Research team receives NSF award to develop ‘smart’ synthetic cell systems
An interdisciplinary research team led by MolES faculty member James Carothers, Dan Evans Career Development Associate Professor of Chemical Engineering, received a new $1 million research grant from the National Science Foundation (NSF) to investigate whether cells can learn.
This project emerged from an NSF Ideas Lab on “Building Synthetic Cells,” an intensive workshop designed to spur innovative and original solutions to grand challenges by bringing together researchers with diverse scientific backgrounds.
Carothers, a synthetic biologist, teamed up with collaborators who have expertise in chemistry, bioethics, and computer science to develop a synthetic cell system capable of associative learning, in which a response becomes paired with a particular stimulus.
The most famous example of associative learning comes from Ivan Pavlov’s experiments in which dogs were conditioned to drool—a response previously associated with food—upon hearing the sound of a bell.
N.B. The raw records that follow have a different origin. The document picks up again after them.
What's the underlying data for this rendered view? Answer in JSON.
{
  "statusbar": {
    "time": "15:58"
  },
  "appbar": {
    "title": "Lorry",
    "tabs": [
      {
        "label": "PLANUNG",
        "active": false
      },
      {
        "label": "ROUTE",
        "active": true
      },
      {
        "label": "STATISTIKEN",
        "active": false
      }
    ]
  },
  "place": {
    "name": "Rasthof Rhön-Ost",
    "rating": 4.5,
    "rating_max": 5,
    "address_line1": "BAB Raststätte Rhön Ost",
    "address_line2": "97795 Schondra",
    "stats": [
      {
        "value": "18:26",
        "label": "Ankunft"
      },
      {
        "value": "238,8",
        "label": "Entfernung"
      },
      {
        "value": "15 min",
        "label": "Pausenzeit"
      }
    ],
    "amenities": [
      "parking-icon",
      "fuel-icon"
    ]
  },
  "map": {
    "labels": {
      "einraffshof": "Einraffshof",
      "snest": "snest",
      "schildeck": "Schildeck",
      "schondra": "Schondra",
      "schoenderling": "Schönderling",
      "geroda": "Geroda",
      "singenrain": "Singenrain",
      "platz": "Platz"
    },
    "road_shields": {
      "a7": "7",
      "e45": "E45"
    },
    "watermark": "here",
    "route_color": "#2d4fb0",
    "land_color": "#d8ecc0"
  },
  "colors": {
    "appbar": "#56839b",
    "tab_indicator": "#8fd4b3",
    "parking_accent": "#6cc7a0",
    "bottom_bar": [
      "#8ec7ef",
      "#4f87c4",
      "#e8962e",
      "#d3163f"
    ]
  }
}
By pairing food with the sound of a bell, Pavlov caused a previously neutral stimulus (bell) to elicit a response similar to the one elicited by the biologically potent stimulus (food).
The team will explore whether cells, or cell-like systems, are capable of engaging in this type of learning paradigm. They aim to develop a synthetic cell that learns to respond (express Green Fluorescent Protein) to a light pulse signal (bell) by associating it with the addition of molecules (food) detected by olfactory receptors.
Ultimately, researchers hope to show that genetically encoded information-processing systems can carry out learning tasks, and use this as a basis to generate a reusable library of learning circuit motifs.
This research grant is part of the NSF’s initial $36 million investment to uncover the rules governing life on earth, including how cells assemble and function, in order to be able to predict how an organism will look and behave. The ability to manufacture synthetic cells constructed from biological or artificial materials to mimic functions of natural, living cells, could potentially impact the production of biofuels, non-silicon-based computer chips, and pharmaceuticals among other unforeseen applications.
This work is being done in collaboration with Pamela Peralta-Yahya at Georgia Institute of Technology, Matthew Lakin at the University of New Mexico, Emma Frow at Arizona State University and Irene Chen at the University of California, Santa Barbara.